[Stored records]
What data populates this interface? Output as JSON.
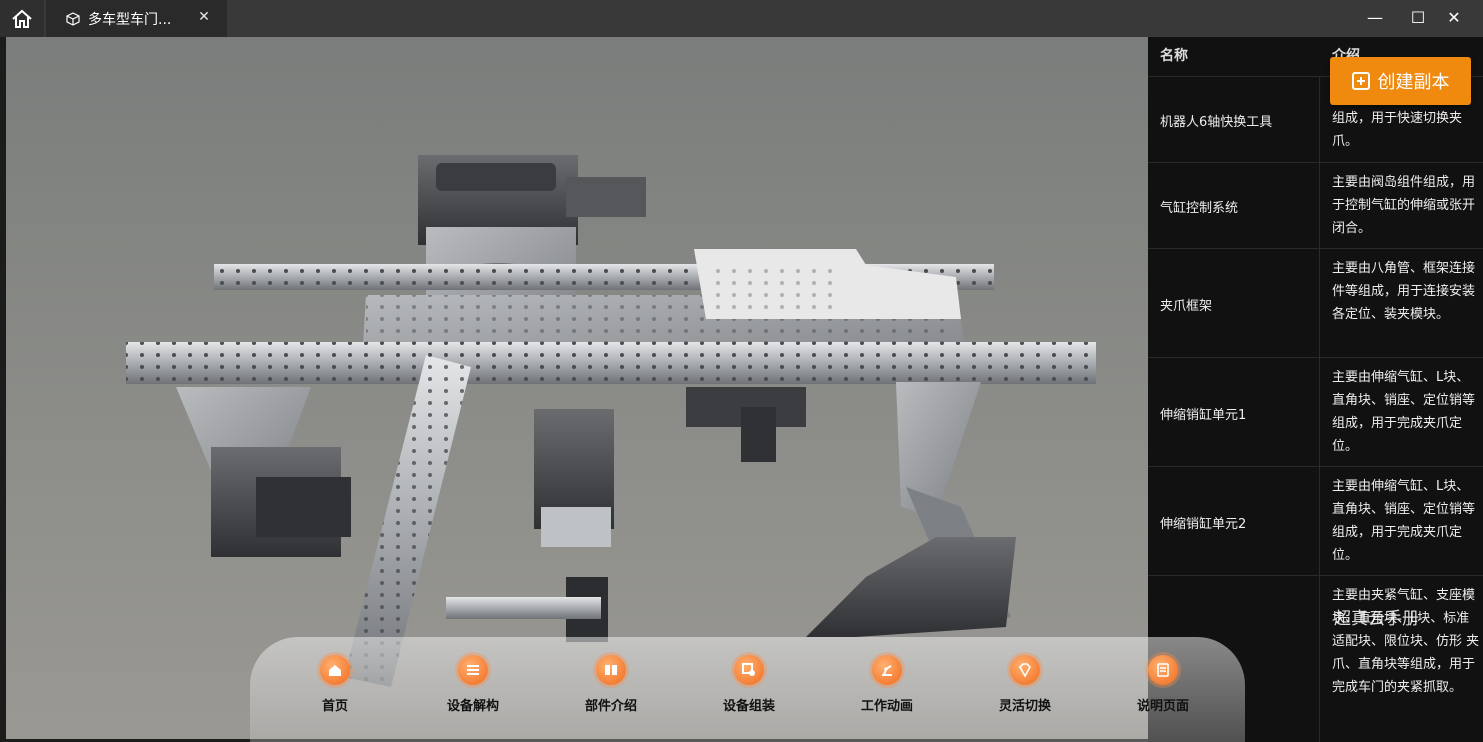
{
  "window": {
    "tab_title": "多车型车门...",
    "close_glyph": "✕",
    "minimize_glyph": "—",
    "maximize_glyph": "☐"
  },
  "panel": {
    "col_name": "名称",
    "col_desc": "介绍",
    "rows": [
      {
        "name": "机器人6轴快换工具",
        "desc": "组成，用于快速切换夹爪。"
      },
      {
        "name": "气缸控制系统",
        "desc": "主要由阀岛组件组成，用于控制气缸的伸缩或张开闭合。"
      },
      {
        "name": "夹爪框架",
        "desc": "主要由八角管、框架连接件等组成，用于连接安装各定位、装夹模块。"
      },
      {
        "name": "伸缩销缸单元1",
        "desc": "主要由伸缩气缸、L块、直角块、销座、定位销等组成，用于完成夹爪定位。"
      },
      {
        "name": "伸缩销缸单元2",
        "desc": "主要由伸缩气缸、L块、直角块、销座、定位销等组成，用于完成夹爪定位。"
      },
      {
        "name": "",
        "desc": "主要由夹紧气缸、支座模块、直角块、L块、标准适配块、限位块、仿形 夹爪、直角块等组成，用于完成车门的夹紧抓取。"
      }
    ]
  },
  "create_copy_label": "创建副本",
  "overlay_text": "超真云手册",
  "dock": {
    "items": [
      {
        "label": "首页",
        "icon": "home-icon"
      },
      {
        "label": "设备解构",
        "icon": "list-icon"
      },
      {
        "label": "部件介绍",
        "icon": "book-icon"
      },
      {
        "label": "设备组装",
        "icon": "assembly-icon"
      },
      {
        "label": "工作动画",
        "icon": "robot-arm-icon"
      },
      {
        "label": "灵活切换",
        "icon": "diamond-icon"
      },
      {
        "label": "说明页面",
        "icon": "document-icon"
      }
    ]
  },
  "colors": {
    "accent": "#ef8a0f",
    "icon_orange": "#f06a1c",
    "panel_bg": "#111111",
    "titlebar_bg": "#393939"
  }
}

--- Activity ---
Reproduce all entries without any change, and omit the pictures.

--- Solution to this task ---
What data populates this interface? Output as JSON.
{
  "window": {
    "tab_title": "多车型车门...",
    "close_glyph": "✕",
    "minimize_glyph": "—",
    "maximize_glyph": "☐"
  },
  "panel": {
    "col_name": "名称",
    "col_desc": "介绍",
    "rows": [
      {
        "name": "机器人6轴快换工具",
        "desc": "组成，用于快速切换夹爪。"
      },
      {
        "name": "气缸控制系统",
        "desc": "主要由阀岛组件组成，用于控制气缸的伸缩或张开闭合。"
      },
      {
        "name": "夹爪框架",
        "desc": "主要由八角管、框架连接件等组成，用于连接安装各定位、装夹模块。"
      },
      {
        "name": "伸缩销缸单元1",
        "desc": "主要由伸缩气缸、L块、直角块、销座、定位销等组成，用于完成夹爪定位。"
      },
      {
        "name": "伸缩销缸单元2",
        "desc": "主要由伸缩气缸、L块、直角块、销座、定位销等组成，用于完成夹爪定位。"
      },
      {
        "name": "",
        "desc": "主要由夹紧气缸、支座模块、直角块、L块、标准适配块、限位块、仿形 夹爪、直角块等组成，用于完成车门的夹紧抓取。"
      }
    ]
  },
  "create_copy_label": "创建副本",
  "overlay_text": "超真云手册",
  "dock": {
    "items": [
      {
        "label": "首页",
        "icon": "home-icon"
      },
      {
        "label": "设备解构",
        "icon": "list-icon"
      },
      {
        "label": "部件介绍",
        "icon": "book-icon"
      },
      {
        "label": "设备组装",
        "icon": "assembly-icon"
      },
      {
        "label": "工作动画",
        "icon": "robot-arm-icon"
      },
      {
        "label": "灵活切换",
        "icon": "diamond-icon"
      },
      {
        "label": "说明页面",
        "icon": "document-icon"
      }
    ]
  },
  "colors": {
    "accent": "#ef8a0f",
    "icon_orange": "#f06a1c",
    "panel_bg": "#111111",
    "titlebar_bg": "#393939"
  }
}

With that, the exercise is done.